*** DATASET EXTRACT ***
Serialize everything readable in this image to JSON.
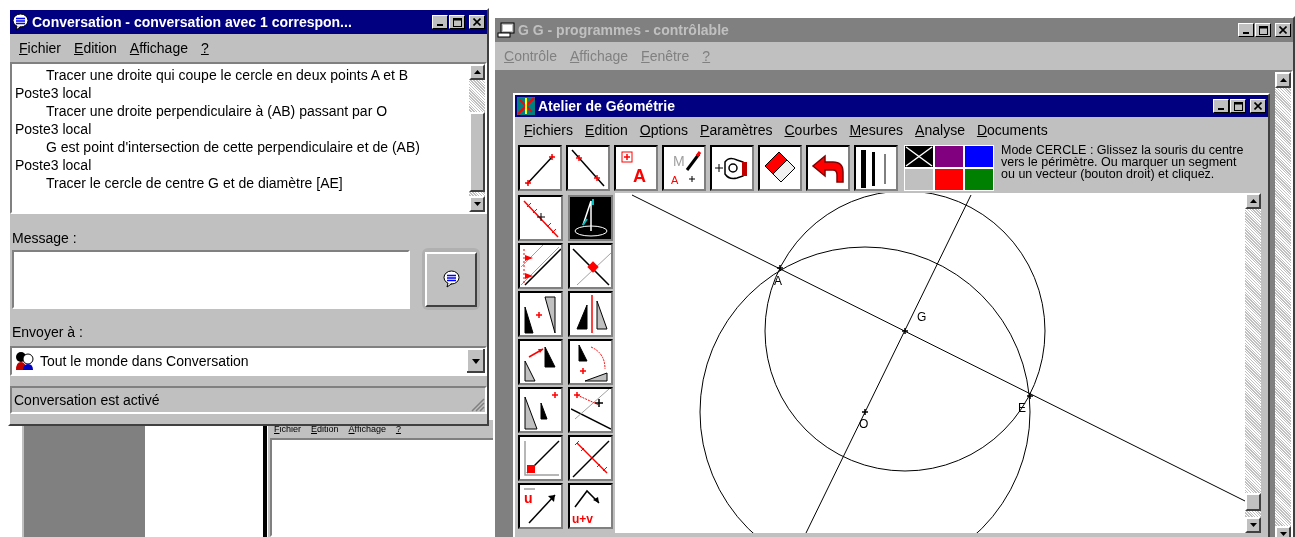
{
  "conversation_window": {
    "title": "Conversation - conversation avec 1 correspon...",
    "active": true,
    "menu": {
      "disabled": false,
      "items": [
        "Fichier",
        "Edition",
        "Affichage",
        "?"
      ]
    },
    "chat": [
      {
        "kind": "message",
        "text": "Tracer une droite qui coupe le cercle en deux points A et B"
      },
      {
        "kind": "sender",
        "text": "Poste3 local"
      },
      {
        "kind": "message",
        "text": "Tracer une droite perpendiculaire à (AB) passant par O"
      },
      {
        "kind": "sender",
        "text": "Poste3 local"
      },
      {
        "kind": "message",
        "text": "G est point d'intersection de cette perpendiculaire et de (AB)"
      },
      {
        "kind": "sender",
        "text": "Poste3 local"
      },
      {
        "kind": "message",
        "text": "Tracer le cercle de centre G et de diamètre [AE]"
      }
    ],
    "message_label": "Message :",
    "send_to_label": "Envoyer à :",
    "send_to": "Tout le monde dans Conversation",
    "status": "Conversation est activé"
  },
  "background_window": {
    "menu": {
      "disabled": false,
      "items": [
        "Fichier",
        "Edition",
        "Affichage",
        "?"
      ]
    }
  },
  "gg_window": {
    "title": "G G - programmes - contrôlable",
    "active": false,
    "menu": {
      "disabled": true,
      "items": [
        "Contrôle",
        "Affichage",
        "Fenêtre",
        "?"
      ]
    }
  },
  "atelier_window": {
    "title": "Atelier de Géométrie",
    "active": true,
    "menu": {
      "disabled": false,
      "items": [
        "Fichiers",
        "Edition",
        "Options",
        "Paramètres",
        "Courbes",
        "Mesures",
        "Analyse",
        "Documents"
      ]
    },
    "toolbar": [
      {
        "kind": "segment"
      },
      {
        "kind": "line"
      },
      {
        "kind": "point-label",
        "labels": [
          "A"
        ]
      },
      {
        "kind": "naming",
        "labels": [
          "M",
          "A"
        ]
      },
      {
        "kind": "camera"
      },
      {
        "kind": "eraser"
      },
      {
        "kind": "undo"
      },
      {
        "kind": "bars"
      }
    ],
    "colors": [
      {
        "color": "#000000",
        "crossed": true
      },
      {
        "color": "#800080",
        "crossed": false
      },
      {
        "color": "#0000ff",
        "crossed": false
      },
      {
        "color": "#c0c0c0",
        "crossed": false
      },
      {
        "color": "#ff0000",
        "crossed": false
      },
      {
        "color": "#008000",
        "crossed": false
      }
    ],
    "hint": "Mode CERCLE : Glissez la souris du centre vers le périmètre. Ou marquer un segment ou un vecteur (bouton droit) et cliquez.",
    "palette": [
      {
        "kind": "ruler",
        "selected": false
      },
      {
        "kind": "compass",
        "selected": true
      },
      {
        "kind": "parallel",
        "selected": false
      },
      {
        "kind": "perpendicular",
        "selected": false
      },
      {
        "kind": "central-symmetry",
        "selected": false
      },
      {
        "kind": "axial-symmetry",
        "selected": false
      },
      {
        "kind": "translation",
        "selected": false
      },
      {
        "kind": "rotation",
        "selected": false
      },
      {
        "kind": "homothety",
        "selected": false
      },
      {
        "kind": "distance",
        "selected": false
      },
      {
        "kind": "right-angle",
        "selected": false
      },
      {
        "kind": "bisector",
        "selected": false
      },
      {
        "kind": "vector",
        "selected": false,
        "labels": [
          "u"
        ]
      },
      {
        "kind": "vector-sum",
        "selected": false,
        "labels": [
          "u+v"
        ]
      }
    ],
    "figure": {
      "points": [
        "A",
        "G",
        "E",
        "O"
      ]
    }
  }
}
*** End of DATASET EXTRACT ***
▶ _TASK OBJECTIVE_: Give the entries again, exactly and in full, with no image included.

▶ _TASK RESPONSE_:
Serialize everything readable in this image to JSON.
{
  "conversation_window": {
    "title": "Conversation - conversation avec 1 correspon...",
    "active": true,
    "menu": {
      "disabled": false,
      "items": [
        "Fichier",
        "Edition",
        "Affichage",
        "?"
      ]
    },
    "chat": [
      {
        "kind": "message",
        "text": "Tracer une droite qui coupe le cercle en deux points A et B"
      },
      {
        "kind": "sender",
        "text": "Poste3 local"
      },
      {
        "kind": "message",
        "text": "Tracer une droite perpendiculaire à (AB) passant par O"
      },
      {
        "kind": "sender",
        "text": "Poste3 local"
      },
      {
        "kind": "message",
        "text": "G est point d'intersection de cette perpendiculaire et de (AB)"
      },
      {
        "kind": "sender",
        "text": "Poste3 local"
      },
      {
        "kind": "message",
        "text": "Tracer le cercle de centre G et de diamètre [AE]"
      }
    ],
    "message_label": "Message :",
    "send_to_label": "Envoyer à :",
    "send_to": "Tout le monde dans Conversation",
    "status": "Conversation est activé"
  },
  "background_window": {
    "menu": {
      "disabled": false,
      "items": [
        "Fichier",
        "Edition",
        "Affichage",
        "?"
      ]
    }
  },
  "gg_window": {
    "title": "G G - programmes - contrôlable",
    "active": false,
    "menu": {
      "disabled": true,
      "items": [
        "Contrôle",
        "Affichage",
        "Fenêtre",
        "?"
      ]
    }
  },
  "atelier_window": {
    "title": "Atelier de Géométrie",
    "active": true,
    "menu": {
      "disabled": false,
      "items": [
        "Fichiers",
        "Edition",
        "Options",
        "Paramètres",
        "Courbes",
        "Mesures",
        "Analyse",
        "Documents"
      ]
    },
    "toolbar": [
      {
        "kind": "segment"
      },
      {
        "kind": "line"
      },
      {
        "kind": "point-label",
        "labels": [
          "A"
        ]
      },
      {
        "kind": "naming",
        "labels": [
          "M",
          "A"
        ]
      },
      {
        "kind": "camera"
      },
      {
        "kind": "eraser"
      },
      {
        "kind": "undo"
      },
      {
        "kind": "bars"
      }
    ],
    "colors": [
      {
        "color": "#000000",
        "crossed": true
      },
      {
        "color": "#800080",
        "crossed": false
      },
      {
        "color": "#0000ff",
        "crossed": false
      },
      {
        "color": "#c0c0c0",
        "crossed": false
      },
      {
        "color": "#ff0000",
        "crossed": false
      },
      {
        "color": "#008000",
        "crossed": false
      }
    ],
    "hint": "Mode CERCLE : Glissez la souris du centre vers le périmètre. Ou marquer un segment ou un vecteur (bouton droit) et cliquez.",
    "palette": [
      {
        "kind": "ruler",
        "selected": false
      },
      {
        "kind": "compass",
        "selected": true
      },
      {
        "kind": "parallel",
        "selected": false
      },
      {
        "kind": "perpendicular",
        "selected": false
      },
      {
        "kind": "central-symmetry",
        "selected": false
      },
      {
        "kind": "axial-symmetry",
        "selected": false
      },
      {
        "kind": "translation",
        "selected": false
      },
      {
        "kind": "rotation",
        "selected": false
      },
      {
        "kind": "homothety",
        "selected": false
      },
      {
        "kind": "distance",
        "selected": false
      },
      {
        "kind": "right-angle",
        "selected": false
      },
      {
        "kind": "bisector",
        "selected": false
      },
      {
        "kind": "vector",
        "selected": false,
        "labels": [
          "u"
        ]
      },
      {
        "kind": "vector-sum",
        "selected": false,
        "labels": [
          "u+v"
        ]
      }
    ],
    "figure": {
      "points": [
        "A",
        "G",
        "E",
        "O"
      ]
    }
  }
}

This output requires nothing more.